> [Exercise details] Would you output, exactly as written, the line with "Serialize everything readable" and all lines after it to the end of the data below, and no others?

> [Material for the task]
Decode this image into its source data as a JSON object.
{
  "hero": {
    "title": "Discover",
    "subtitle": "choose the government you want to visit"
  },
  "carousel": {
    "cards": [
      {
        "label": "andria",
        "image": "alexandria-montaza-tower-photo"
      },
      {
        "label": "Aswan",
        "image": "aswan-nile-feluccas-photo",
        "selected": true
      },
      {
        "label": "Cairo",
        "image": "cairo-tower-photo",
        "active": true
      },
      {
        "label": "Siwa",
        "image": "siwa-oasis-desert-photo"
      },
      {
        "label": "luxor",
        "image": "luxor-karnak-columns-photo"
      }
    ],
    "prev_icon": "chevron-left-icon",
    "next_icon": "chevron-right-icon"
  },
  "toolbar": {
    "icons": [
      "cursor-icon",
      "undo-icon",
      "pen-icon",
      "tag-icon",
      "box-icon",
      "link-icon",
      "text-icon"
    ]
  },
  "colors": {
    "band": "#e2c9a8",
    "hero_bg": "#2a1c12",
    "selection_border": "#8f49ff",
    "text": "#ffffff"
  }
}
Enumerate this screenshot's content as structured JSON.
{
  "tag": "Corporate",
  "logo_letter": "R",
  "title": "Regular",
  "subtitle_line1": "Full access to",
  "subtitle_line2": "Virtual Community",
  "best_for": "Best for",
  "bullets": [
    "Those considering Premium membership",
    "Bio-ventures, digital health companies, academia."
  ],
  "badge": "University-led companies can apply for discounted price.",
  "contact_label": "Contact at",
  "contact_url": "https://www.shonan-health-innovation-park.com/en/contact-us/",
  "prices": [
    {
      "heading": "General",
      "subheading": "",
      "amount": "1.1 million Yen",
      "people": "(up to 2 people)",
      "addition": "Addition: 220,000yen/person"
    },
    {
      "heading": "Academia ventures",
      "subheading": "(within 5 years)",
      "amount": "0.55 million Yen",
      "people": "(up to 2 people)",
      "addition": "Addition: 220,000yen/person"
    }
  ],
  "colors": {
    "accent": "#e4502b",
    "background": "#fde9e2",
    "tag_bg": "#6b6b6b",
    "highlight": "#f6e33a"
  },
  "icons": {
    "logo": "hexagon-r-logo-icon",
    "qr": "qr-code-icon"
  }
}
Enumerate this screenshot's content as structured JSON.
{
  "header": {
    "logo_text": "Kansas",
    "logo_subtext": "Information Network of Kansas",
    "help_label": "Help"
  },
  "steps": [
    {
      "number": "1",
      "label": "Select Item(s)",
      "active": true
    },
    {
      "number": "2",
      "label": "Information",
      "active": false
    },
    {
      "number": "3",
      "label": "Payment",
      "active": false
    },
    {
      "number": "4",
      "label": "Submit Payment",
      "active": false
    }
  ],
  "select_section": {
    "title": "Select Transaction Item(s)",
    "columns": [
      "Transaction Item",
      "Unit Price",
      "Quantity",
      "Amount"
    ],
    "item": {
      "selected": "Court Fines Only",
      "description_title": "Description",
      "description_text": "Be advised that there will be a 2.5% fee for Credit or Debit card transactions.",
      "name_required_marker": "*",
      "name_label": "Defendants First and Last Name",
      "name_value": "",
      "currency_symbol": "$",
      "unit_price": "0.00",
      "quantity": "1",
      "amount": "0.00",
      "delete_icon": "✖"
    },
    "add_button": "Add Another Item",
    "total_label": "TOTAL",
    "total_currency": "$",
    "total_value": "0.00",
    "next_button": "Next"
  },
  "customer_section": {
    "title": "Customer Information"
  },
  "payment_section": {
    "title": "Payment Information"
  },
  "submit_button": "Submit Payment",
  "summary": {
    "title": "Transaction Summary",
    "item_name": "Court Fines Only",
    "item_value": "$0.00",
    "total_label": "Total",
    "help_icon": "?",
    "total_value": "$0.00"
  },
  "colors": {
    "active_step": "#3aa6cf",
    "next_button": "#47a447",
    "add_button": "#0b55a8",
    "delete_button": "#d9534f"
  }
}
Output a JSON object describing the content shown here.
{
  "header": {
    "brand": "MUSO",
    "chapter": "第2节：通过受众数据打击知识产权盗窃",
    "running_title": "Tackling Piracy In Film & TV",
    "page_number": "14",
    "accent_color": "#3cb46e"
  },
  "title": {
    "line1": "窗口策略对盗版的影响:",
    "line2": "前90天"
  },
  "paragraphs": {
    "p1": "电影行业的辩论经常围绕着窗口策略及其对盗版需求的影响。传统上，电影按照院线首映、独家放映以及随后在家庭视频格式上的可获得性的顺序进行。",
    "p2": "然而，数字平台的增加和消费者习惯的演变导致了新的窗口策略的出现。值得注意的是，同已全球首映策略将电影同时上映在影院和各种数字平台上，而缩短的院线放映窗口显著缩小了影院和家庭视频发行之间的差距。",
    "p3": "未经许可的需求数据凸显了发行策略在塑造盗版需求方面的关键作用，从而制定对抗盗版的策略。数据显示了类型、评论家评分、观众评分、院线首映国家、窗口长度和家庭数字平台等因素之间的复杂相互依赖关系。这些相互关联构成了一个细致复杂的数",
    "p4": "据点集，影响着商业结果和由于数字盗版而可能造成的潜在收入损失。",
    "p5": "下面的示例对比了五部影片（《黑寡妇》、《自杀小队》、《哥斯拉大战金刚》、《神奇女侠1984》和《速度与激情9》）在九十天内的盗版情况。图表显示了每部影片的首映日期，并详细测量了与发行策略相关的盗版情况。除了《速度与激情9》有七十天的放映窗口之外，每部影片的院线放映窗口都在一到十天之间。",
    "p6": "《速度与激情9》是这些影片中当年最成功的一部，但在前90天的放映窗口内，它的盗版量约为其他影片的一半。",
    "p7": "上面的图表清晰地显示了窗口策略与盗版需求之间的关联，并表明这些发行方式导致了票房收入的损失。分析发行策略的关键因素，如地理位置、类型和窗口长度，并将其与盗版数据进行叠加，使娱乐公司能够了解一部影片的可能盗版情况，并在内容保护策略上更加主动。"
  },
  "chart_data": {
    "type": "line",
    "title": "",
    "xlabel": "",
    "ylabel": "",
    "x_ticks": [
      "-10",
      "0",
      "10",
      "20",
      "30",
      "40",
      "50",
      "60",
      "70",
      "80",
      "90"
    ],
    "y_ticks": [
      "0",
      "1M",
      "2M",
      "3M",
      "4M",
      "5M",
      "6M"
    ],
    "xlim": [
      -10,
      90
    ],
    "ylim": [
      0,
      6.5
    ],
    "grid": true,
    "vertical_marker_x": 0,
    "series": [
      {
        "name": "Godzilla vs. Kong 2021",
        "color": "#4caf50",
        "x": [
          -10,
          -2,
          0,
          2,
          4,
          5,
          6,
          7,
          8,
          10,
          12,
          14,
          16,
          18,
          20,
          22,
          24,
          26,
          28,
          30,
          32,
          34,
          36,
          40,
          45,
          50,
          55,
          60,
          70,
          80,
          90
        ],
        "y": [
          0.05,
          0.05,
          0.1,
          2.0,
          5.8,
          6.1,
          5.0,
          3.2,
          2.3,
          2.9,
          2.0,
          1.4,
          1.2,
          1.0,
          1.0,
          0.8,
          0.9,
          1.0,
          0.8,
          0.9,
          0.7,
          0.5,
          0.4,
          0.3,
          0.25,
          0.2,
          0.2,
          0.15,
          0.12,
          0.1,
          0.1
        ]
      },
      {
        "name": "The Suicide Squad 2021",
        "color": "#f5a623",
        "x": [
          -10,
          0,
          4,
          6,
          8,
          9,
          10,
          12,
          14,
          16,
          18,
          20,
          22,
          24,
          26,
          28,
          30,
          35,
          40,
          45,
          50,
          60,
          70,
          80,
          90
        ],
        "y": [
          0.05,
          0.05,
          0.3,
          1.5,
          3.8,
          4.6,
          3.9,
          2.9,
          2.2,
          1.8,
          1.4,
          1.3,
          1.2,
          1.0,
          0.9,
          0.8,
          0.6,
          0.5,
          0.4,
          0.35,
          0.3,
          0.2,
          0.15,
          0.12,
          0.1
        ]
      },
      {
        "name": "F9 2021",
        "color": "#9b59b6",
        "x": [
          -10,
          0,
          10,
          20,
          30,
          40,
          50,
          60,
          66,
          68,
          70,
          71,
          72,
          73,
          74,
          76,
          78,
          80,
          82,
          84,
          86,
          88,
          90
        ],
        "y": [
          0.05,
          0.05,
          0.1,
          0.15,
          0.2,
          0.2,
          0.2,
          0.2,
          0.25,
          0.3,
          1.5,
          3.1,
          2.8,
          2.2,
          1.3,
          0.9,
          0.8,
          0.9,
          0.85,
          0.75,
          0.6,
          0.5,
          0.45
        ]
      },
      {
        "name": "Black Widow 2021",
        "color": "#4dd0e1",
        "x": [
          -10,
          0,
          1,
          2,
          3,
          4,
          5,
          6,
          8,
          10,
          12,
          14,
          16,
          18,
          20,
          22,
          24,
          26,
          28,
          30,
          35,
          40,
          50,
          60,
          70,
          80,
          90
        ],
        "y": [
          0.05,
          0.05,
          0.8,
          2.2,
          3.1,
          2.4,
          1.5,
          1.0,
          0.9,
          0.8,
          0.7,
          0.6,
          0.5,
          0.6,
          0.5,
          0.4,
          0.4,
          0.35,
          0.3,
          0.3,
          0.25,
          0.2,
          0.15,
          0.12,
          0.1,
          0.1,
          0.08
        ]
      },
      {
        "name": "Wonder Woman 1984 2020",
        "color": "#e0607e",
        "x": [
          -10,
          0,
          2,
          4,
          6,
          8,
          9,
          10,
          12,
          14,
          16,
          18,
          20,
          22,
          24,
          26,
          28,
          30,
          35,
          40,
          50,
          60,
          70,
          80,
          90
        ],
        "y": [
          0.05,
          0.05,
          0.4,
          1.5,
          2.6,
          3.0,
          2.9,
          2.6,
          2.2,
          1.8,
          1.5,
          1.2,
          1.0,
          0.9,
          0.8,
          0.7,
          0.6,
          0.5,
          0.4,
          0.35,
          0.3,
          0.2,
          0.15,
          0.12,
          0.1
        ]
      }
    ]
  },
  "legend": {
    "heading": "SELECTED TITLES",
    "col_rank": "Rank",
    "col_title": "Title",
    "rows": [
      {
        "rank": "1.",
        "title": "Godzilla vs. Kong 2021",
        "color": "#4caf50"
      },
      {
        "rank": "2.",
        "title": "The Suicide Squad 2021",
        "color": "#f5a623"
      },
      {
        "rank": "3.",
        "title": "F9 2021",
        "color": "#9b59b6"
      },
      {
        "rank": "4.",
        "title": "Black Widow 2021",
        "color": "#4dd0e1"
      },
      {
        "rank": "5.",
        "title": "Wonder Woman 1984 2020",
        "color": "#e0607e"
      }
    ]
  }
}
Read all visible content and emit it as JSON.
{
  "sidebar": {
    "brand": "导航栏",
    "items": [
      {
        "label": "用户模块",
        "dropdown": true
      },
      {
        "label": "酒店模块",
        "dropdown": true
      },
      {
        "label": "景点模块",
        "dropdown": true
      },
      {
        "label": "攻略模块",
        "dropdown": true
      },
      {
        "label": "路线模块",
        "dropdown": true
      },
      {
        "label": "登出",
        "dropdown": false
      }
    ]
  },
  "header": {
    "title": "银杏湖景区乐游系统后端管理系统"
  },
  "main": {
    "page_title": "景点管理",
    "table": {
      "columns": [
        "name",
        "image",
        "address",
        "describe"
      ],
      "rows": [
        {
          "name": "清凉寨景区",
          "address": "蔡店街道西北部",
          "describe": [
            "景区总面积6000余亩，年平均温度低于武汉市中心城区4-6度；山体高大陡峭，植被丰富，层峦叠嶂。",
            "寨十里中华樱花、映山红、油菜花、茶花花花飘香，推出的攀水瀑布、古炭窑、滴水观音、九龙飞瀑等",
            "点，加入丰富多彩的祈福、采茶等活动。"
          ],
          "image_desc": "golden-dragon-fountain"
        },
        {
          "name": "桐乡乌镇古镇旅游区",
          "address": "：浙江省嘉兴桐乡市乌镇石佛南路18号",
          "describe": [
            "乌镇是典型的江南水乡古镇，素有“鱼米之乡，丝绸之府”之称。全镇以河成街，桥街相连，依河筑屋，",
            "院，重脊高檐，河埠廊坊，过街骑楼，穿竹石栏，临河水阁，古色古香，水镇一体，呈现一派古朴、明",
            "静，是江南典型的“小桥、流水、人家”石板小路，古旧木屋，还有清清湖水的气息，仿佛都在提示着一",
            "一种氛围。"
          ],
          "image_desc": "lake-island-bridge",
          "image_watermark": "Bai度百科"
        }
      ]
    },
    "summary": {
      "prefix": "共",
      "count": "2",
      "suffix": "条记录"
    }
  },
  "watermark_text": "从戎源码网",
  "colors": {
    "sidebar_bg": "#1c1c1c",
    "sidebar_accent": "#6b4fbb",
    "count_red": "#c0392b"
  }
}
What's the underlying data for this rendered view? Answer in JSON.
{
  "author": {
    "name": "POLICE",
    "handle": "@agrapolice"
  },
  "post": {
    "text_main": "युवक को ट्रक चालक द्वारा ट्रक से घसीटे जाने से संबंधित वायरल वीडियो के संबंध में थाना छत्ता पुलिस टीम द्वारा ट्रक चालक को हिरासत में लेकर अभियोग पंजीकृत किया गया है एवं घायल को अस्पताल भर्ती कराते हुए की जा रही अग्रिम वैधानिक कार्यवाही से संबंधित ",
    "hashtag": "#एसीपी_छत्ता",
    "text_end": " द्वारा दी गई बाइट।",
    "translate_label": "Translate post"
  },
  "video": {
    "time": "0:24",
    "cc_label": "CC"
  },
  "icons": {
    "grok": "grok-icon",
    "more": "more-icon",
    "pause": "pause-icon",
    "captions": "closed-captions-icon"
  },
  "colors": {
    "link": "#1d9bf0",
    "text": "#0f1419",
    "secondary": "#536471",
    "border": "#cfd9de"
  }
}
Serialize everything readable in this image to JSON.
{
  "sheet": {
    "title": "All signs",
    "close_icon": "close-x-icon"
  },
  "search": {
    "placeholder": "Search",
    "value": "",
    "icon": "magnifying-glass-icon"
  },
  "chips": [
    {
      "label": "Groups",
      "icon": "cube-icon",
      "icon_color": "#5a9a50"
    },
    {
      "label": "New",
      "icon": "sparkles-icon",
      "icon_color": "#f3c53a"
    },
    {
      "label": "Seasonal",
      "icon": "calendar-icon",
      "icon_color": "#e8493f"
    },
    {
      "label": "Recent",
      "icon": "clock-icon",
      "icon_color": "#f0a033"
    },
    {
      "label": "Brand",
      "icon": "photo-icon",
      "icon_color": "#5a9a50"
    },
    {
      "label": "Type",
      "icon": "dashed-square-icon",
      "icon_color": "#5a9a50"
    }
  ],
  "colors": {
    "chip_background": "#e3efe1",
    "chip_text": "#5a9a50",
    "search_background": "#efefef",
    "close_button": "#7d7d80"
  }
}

> [Answer box]
Serialize everything readable in this image to JSON.
{
  "sheet": {
    "title": "All signs",
    "close_icon": "close-x-icon"
  },
  "search": {
    "placeholder": "Search",
    "value": "",
    "icon": "magnifying-glass-icon"
  },
  "chips": [
    {
      "label": "Groups",
      "icon": "cube-icon",
      "icon_color": "#5a9a50"
    },
    {
      "label": "New",
      "icon": "sparkles-icon",
      "icon_color": "#f3c53a"
    },
    {
      "label": "Seasonal",
      "icon": "calendar-icon",
      "icon_color": "#e8493f"
    },
    {
      "label": "Recent",
      "icon": "clock-icon",
      "icon_color": "#f0a033"
    },
    {
      "label": "Brand",
      "icon": "photo-icon",
      "icon_color": "#5a9a50"
    },
    {
      "label": "Type",
      "icon": "dashed-square-icon",
      "icon_color": "#5a9a50"
    }
  ],
  "colors": {
    "chip_background": "#e3efe1",
    "chip_text": "#5a9a50",
    "search_background": "#efefef",
    "close_button": "#7d7d80"
  }
}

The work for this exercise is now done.